Work instruction -
Extract all lines that hold "text" from the records below.

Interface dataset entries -

◆ ◆ ◆ ◆ ◆

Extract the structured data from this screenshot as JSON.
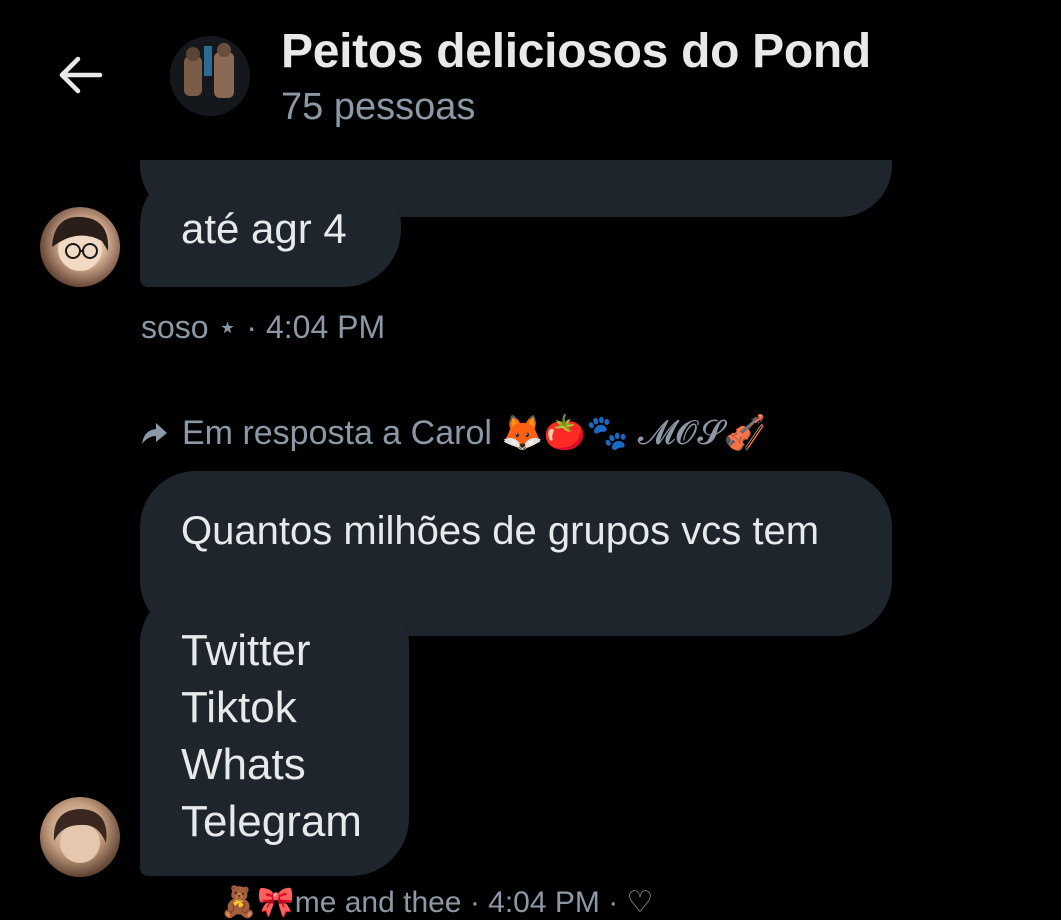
{
  "header": {
    "title": "Peitos deliciosos do Pond",
    "subtitle": "75 pessoas",
    "back_icon": "arrow-left-icon"
  },
  "messages": [
    {
      "text": "até agr 4",
      "author": "soso",
      "author_suffix": "⋆",
      "time": "4:04 PM",
      "meta": "soso ⋆ · 4:04 PM"
    },
    {
      "reply_to": "Em resposta a Carol 🦊🍅🐾 𝓜𝓞𝓢🎻",
      "text": "Quantos milhões de grupos vcs tem"
    },
    {
      "lines": [
        "Twitter",
        "Tiktok",
        "Whats",
        "Telegram"
      ]
    }
  ],
  "footer_meta": "🧸🎀me and thee · 4:04 PM · ♡",
  "colors": {
    "background": "#000000",
    "bubble": "#1e252d",
    "text": "#e7e9ea",
    "muted": "#8b98a5"
  }
}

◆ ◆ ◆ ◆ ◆

Answer space -
      "text": "até agr 4",
      "text": "Quantos milhões de grupos vcs tem"
    "text": "#e7e9ea",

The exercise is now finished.